> _EXERCISE DETAILS_
In the records that follow, count each line where the string "subtitle" occurs. Provide the total and no other text.

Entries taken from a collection
++++

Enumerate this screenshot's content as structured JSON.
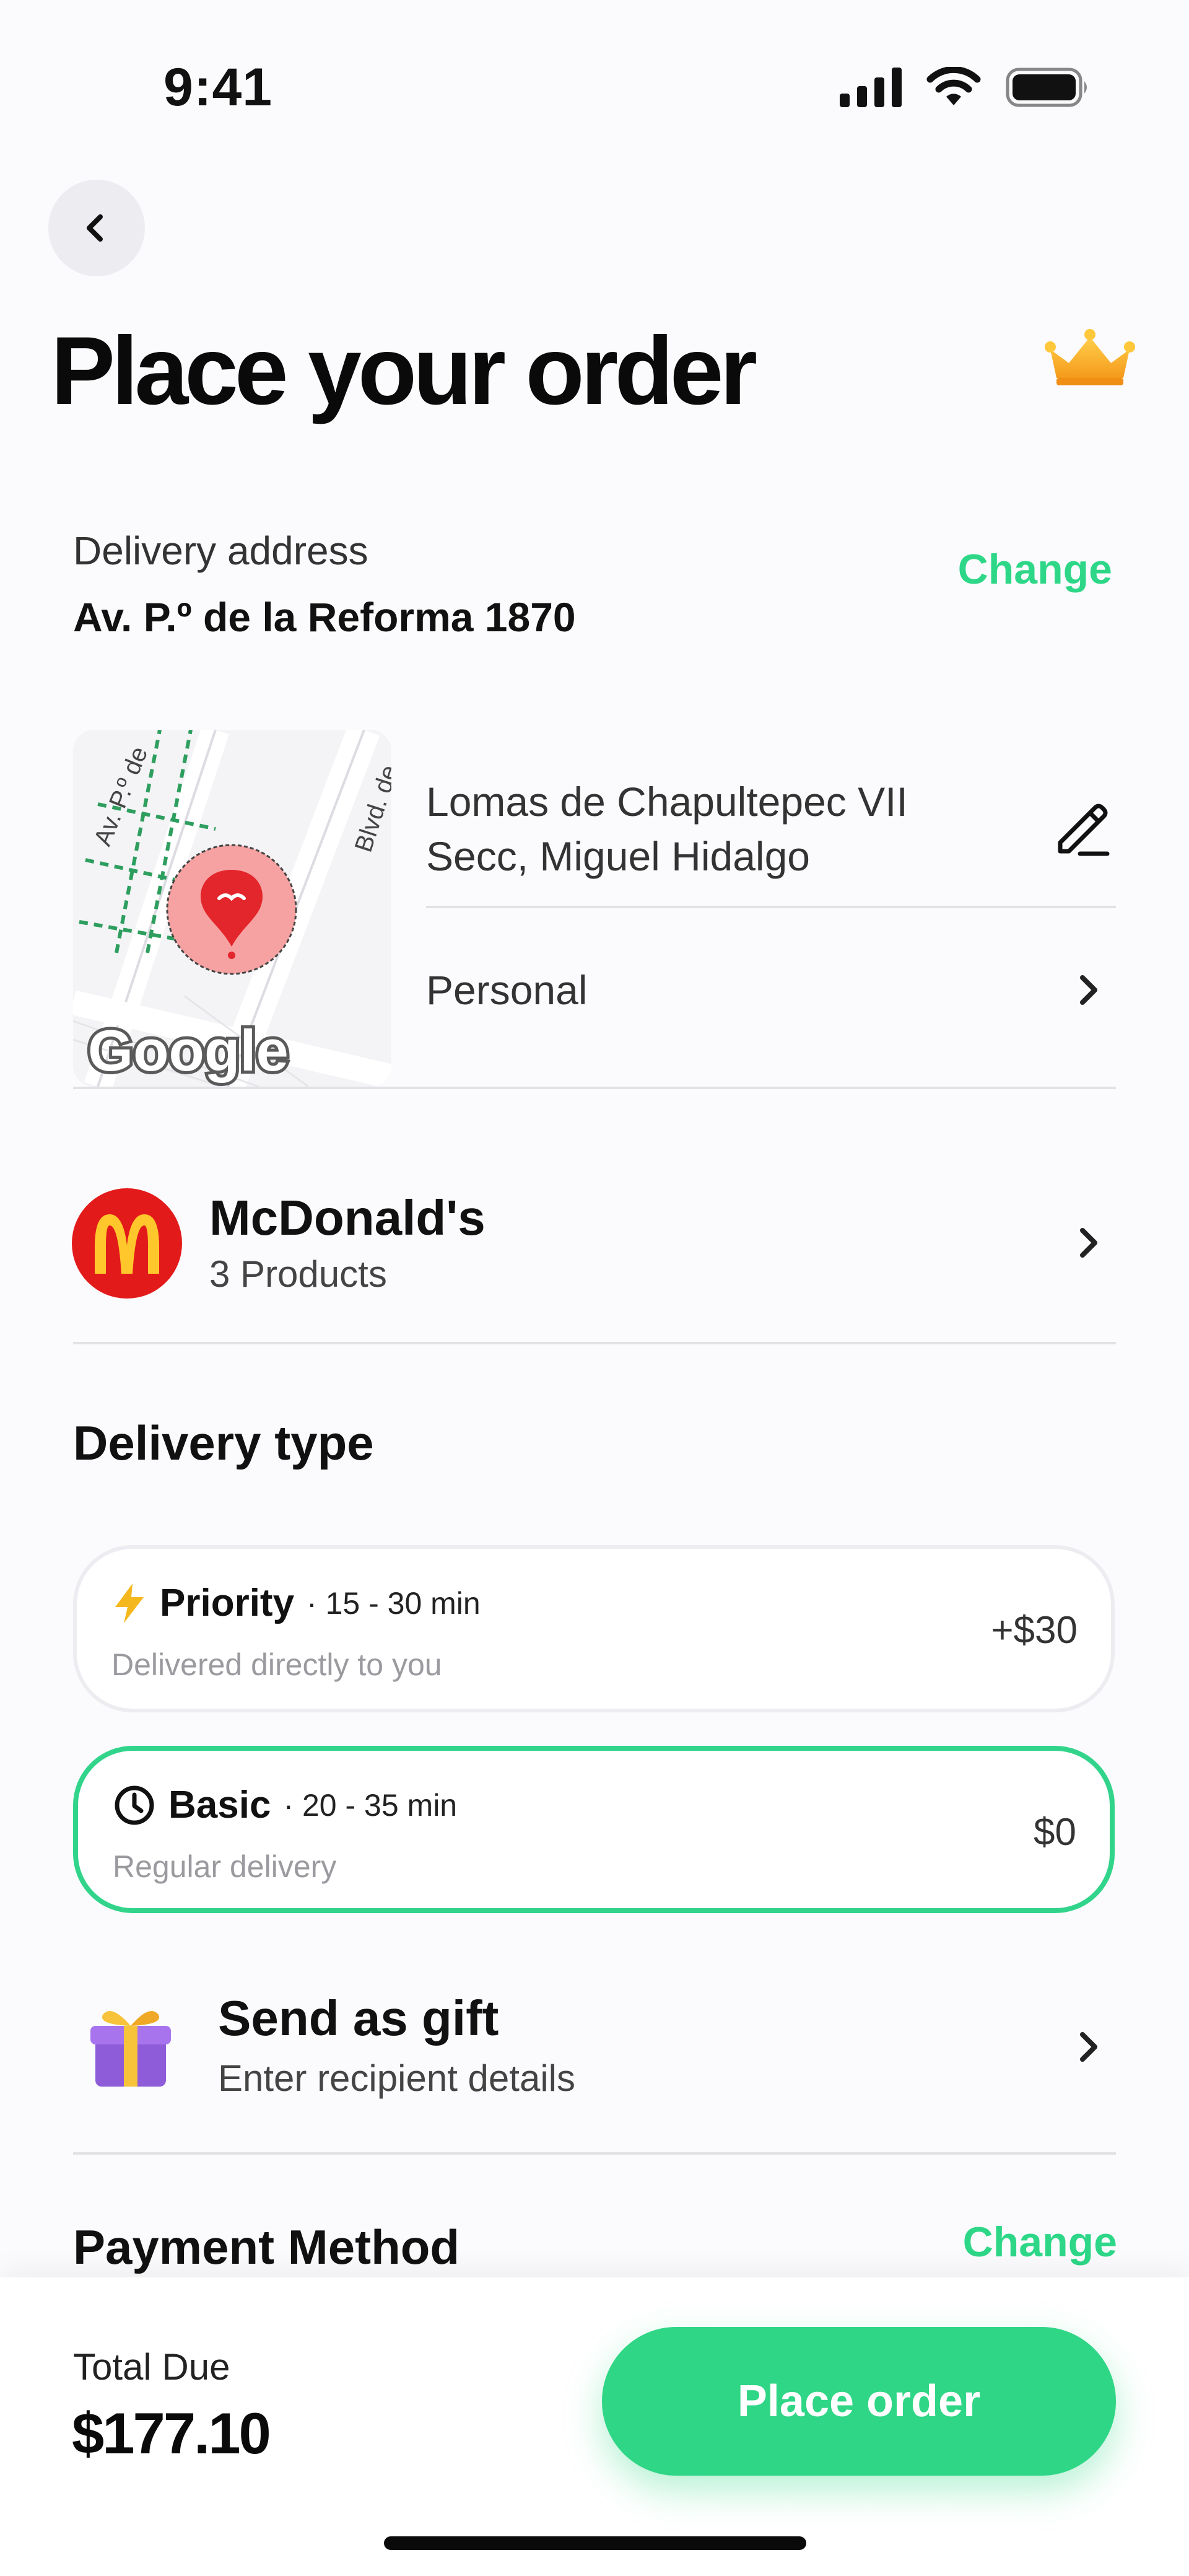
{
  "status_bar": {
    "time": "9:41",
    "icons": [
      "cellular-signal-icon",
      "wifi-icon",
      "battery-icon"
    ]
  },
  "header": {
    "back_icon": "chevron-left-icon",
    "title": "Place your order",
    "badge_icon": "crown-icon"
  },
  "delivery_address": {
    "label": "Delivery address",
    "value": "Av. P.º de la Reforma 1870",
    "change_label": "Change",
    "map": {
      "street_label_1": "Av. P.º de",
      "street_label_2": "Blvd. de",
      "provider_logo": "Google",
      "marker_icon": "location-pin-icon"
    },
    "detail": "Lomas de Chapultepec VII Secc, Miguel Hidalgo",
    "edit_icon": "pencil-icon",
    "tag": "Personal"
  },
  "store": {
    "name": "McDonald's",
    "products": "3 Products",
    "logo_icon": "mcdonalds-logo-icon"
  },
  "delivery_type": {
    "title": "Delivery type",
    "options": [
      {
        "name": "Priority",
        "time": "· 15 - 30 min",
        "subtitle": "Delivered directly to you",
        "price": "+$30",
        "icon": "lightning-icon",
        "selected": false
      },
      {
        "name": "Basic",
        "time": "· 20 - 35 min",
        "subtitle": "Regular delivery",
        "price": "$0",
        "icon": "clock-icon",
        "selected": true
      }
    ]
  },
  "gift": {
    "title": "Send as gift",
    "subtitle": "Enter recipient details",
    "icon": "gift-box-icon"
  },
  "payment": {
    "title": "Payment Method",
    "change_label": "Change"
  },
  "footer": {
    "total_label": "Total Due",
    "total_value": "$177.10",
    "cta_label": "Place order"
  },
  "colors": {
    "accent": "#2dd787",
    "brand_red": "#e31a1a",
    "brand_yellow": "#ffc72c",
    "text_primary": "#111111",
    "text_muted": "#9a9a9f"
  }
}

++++

> _OUTPUT OF THE TASK_
3